> [Records for the task]:
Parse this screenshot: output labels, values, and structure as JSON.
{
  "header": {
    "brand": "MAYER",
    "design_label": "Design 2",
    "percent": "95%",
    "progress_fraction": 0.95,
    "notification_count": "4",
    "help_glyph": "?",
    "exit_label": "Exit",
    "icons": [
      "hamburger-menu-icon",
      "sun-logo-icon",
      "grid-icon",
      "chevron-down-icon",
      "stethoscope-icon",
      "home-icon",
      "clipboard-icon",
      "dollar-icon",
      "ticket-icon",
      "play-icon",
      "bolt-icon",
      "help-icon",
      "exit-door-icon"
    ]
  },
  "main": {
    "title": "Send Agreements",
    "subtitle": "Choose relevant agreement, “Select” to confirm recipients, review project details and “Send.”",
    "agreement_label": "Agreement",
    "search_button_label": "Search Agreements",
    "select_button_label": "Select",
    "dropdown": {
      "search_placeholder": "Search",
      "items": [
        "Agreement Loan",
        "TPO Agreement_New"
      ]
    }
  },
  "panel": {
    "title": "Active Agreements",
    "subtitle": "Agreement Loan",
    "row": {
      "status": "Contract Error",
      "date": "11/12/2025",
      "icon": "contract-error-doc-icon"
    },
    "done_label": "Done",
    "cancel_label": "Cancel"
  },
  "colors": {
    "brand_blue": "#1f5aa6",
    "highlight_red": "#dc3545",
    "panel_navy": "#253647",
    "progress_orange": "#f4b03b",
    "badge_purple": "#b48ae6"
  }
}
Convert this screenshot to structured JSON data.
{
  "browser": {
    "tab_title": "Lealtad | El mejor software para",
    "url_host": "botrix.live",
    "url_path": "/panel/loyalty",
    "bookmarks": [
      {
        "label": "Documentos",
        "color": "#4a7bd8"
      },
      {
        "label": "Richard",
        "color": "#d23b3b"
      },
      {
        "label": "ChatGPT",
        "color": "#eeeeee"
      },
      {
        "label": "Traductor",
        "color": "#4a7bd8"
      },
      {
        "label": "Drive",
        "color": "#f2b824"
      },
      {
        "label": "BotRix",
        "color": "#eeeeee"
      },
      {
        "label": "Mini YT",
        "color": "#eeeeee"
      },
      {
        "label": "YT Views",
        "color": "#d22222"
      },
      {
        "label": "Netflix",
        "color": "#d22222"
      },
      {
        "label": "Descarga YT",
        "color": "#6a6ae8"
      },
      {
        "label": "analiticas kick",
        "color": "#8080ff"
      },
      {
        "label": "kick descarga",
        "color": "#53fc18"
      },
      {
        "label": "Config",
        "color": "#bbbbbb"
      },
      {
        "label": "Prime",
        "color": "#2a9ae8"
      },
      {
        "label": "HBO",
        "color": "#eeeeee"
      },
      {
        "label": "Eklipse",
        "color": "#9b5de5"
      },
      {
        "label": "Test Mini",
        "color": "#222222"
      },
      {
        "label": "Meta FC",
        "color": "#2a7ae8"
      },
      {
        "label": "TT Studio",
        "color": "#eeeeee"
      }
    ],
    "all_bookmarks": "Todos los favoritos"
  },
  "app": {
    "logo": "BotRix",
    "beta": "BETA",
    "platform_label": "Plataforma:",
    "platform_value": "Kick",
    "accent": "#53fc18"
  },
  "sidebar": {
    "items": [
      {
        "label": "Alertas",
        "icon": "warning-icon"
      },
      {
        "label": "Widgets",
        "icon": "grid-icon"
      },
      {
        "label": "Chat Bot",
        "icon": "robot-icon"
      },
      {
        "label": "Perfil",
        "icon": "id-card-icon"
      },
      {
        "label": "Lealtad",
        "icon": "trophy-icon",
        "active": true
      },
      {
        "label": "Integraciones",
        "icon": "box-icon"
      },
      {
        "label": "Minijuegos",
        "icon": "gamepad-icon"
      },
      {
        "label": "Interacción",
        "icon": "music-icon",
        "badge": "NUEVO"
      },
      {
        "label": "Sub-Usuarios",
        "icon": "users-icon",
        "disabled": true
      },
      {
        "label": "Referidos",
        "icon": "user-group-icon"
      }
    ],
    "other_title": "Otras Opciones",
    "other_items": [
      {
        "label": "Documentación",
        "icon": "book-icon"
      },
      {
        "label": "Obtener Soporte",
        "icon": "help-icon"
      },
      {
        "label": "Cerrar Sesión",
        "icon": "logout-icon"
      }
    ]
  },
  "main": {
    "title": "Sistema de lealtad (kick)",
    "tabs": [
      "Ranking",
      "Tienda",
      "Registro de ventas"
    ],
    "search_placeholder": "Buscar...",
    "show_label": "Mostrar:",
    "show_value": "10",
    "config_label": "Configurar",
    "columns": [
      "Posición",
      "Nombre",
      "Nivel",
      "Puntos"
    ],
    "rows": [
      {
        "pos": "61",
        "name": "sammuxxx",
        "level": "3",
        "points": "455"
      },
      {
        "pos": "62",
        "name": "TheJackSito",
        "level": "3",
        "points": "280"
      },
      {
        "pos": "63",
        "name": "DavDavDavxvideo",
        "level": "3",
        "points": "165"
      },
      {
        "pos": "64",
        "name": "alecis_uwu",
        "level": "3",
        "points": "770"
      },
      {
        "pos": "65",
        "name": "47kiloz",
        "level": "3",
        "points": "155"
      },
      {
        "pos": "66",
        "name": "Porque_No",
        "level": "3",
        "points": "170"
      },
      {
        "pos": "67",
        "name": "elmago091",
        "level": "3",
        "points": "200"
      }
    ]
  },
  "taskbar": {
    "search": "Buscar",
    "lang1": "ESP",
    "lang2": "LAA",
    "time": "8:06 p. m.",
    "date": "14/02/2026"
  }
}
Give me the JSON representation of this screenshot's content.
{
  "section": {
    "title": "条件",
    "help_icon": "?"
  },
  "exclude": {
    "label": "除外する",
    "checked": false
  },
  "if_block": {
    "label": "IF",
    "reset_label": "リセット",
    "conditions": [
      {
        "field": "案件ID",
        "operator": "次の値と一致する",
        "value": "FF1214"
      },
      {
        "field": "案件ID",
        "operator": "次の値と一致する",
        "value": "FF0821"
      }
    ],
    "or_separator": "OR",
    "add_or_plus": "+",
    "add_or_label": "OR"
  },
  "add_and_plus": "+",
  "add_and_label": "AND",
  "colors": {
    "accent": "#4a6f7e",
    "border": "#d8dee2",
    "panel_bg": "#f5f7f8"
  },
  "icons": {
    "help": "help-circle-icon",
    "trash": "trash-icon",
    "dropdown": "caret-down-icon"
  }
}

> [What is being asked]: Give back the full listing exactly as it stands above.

> [Response box]:
Parse this screenshot: output labels, values, and structure as JSON.
{
  "header": {
    "brand": "MAYER",
    "design_label": "Design 2",
    "percent": "95%",
    "progress_fraction": 0.95,
    "notification_count": "4",
    "help_glyph": "?",
    "exit_label": "Exit",
    "icons": [
      "hamburger-menu-icon",
      "sun-logo-icon",
      "grid-icon",
      "chevron-down-icon",
      "stethoscope-icon",
      "home-icon",
      "clipboard-icon",
      "dollar-icon",
      "ticket-icon",
      "play-icon",
      "bolt-icon",
      "help-icon",
      "exit-door-icon"
    ]
  },
  "main": {
    "title": "Send Agreements",
    "subtitle": "Choose relevant agreement, “Select” to confirm recipients, review project details and “Send.”",
    "agreement_label": "Agreement",
    "search_button_label": "Search Agreements",
    "select_button_label": "Select",
    "dropdown": {
      "search_placeholder": "Search",
      "items": [
        "Agreement Loan",
        "TPO Agreement_New"
      ]
    }
  },
  "panel": {
    "title": "Active Agreements",
    "subtitle": "Agreement Loan",
    "row": {
      "status": "Contract Error",
      "date": "11/12/2025",
      "icon": "contract-error-doc-icon"
    },
    "done_label": "Done",
    "cancel_label": "Cancel"
  },
  "colors": {
    "brand_blue": "#1f5aa6",
    "highlight_red": "#dc3545",
    "panel_navy": "#253647",
    "progress_orange": "#f4b03b",
    "badge_purple": "#b48ae6"
  }
}
Convert this screenshot to structured JSON data.
{
  "browser": {
    "tab_title": "Lealtad | El mejor software para",
    "url_host": "botrix.live",
    "url_path": "/panel/loyalty",
    "bookmarks": [
      {
        "label": "Documentos",
        "color": "#4a7bd8"
      },
      {
        "label": "Richard",
        "color": "#d23b3b"
      },
      {
        "label": "ChatGPT",
        "color": "#eeeeee"
      },
      {
        "label": "Traductor",
        "color": "#4a7bd8"
      },
      {
        "label": "Drive",
        "color": "#f2b824"
      },
      {
        "label": "BotRix",
        "color": "#eeeeee"
      },
      {
        "label": "Mini YT",
        "color": "#eeeeee"
      },
      {
        "label": "YT Views",
        "color": "#d22222"
      },
      {
        "label": "Netflix",
        "color": "#d22222"
      },
      {
        "label": "Descarga YT",
        "color": "#6a6ae8"
      },
      {
        "label": "analiticas kick",
        "color": "#8080ff"
      },
      {
        "label": "kick descarga",
        "color": "#53fc18"
      },
      {
        "label": "Config",
        "color": "#bbbbbb"
      },
      {
        "label": "Prime",
        "color": "#2a9ae8"
      },
      {
        "label": "HBO",
        "color": "#eeeeee"
      },
      {
        "label": "Eklipse",
        "color": "#9b5de5"
      },
      {
        "label": "Test Mini",
        "color": "#222222"
      },
      {
        "label": "Meta FC",
        "color": "#2a7ae8"
      },
      {
        "label": "TT Studio",
        "color": "#eeeeee"
      }
    ],
    "all_bookmarks": "Todos los favoritos"
  },
  "app": {
    "logo": "BotRix",
    "beta": "BETA",
    "platform_label": "Plataforma:",
    "platform_value": "Kick",
    "accent": "#53fc18"
  },
  "sidebar": {
    "items": [
      {
        "label": "Alertas",
        "icon": "warning-icon"
      },
      {
        "label": "Widgets",
        "icon": "grid-icon"
      },
      {
        "label": "Chat Bot",
        "icon": "robot-icon"
      },
      {
        "label": "Perfil",
        "icon": "id-card-icon"
      },
      {
        "label": "Lealtad",
        "icon": "trophy-icon",
        "active": true
      },
      {
        "label": "Integraciones",
        "icon": "box-icon"
      },
      {
        "label": "Minijuegos",
        "icon": "gamepad-icon"
      },
      {
        "label": "Interacción",
        "icon": "music-icon",
        "badge": "NUEVO"
      },
      {
        "label": "Sub-Usuarios",
        "icon": "users-icon",
        "disabled": true
      },
      {
        "label": "Referidos",
        "icon": "user-group-icon"
      }
    ],
    "other_title": "Otras Opciones",
    "other_items": [
      {
        "label": "Documentación",
        "icon": "book-icon"
      },
      {
        "label": "Obtener Soporte",
        "icon": "help-icon"
      },
      {
        "label": "Cerrar Sesión",
        "icon": "logout-icon"
      }
    ]
  },
  "main": {
    "title": "Sistema de lealtad (kick)",
    "tabs": [
      "Ranking",
      "Tienda",
      "Registro de ventas"
    ],
    "search_placeholder": "Buscar...",
    "show_label": "Mostrar:",
    "show_value": "10",
    "config_label": "Configurar",
    "columns": [
      "Posición",
      "Nombre",
      "Nivel",
      "Puntos"
    ],
    "rows": [
      {
        "pos": "61",
        "name": "sammuxxx",
        "level": "3",
        "points": "455"
      },
      {
        "pos": "62",
        "name": "TheJackSito",
        "level": "3",
        "points": "280"
      },
      {
        "pos": "63",
        "name": "DavDavDavxvideo",
        "level": "3",
        "points": "165"
      },
      {
        "pos": "64",
        "name": "alecis_uwu",
        "level": "3",
        "points": "770"
      },
      {
        "pos": "65",
        "name": "47kiloz",
        "level": "3",
        "points": "155"
      },
      {
        "pos": "66",
        "name": "Porque_No",
        "level": "3",
        "points": "170"
      },
      {
        "pos": "67",
        "name": "elmago091",
        "level": "3",
        "points": "200"
      }
    ]
  },
  "taskbar": {
    "search": "Buscar",
    "lang1": "ESP",
    "lang2": "LAA",
    "time": "8:06 p. m.",
    "date": "14/02/2026"
  }
}
Give me the JSON representation of this screenshot's content.
{
  "section": {
    "title": "条件",
    "help_icon": "?"
  },
  "exclude": {
    "label": "除外する",
    "checked": false
  },
  "if_block": {
    "label": "IF",
    "reset_label": "リセット",
    "conditions": [
      {
        "field": "案件ID",
        "operator": "次の値と一致する",
        "value": "FF1214"
      },
      {
        "field": "案件ID",
        "operator": "次の値と一致する",
        "value": "FF0821"
      }
    ],
    "or_separator": "OR",
    "add_or_plus": "+",
    "add_or_label": "OR"
  },
  "add_and_plus": "+",
  "add_and_label": "AND",
  "colors": {
    "accent": "#4a6f7e",
    "border": "#d8dee2",
    "panel_bg": "#f5f7f8"
  },
  "icons": {
    "help": "help-circle-icon",
    "trash": "trash-icon",
    "dropdown": "caret-down-icon"
  }
}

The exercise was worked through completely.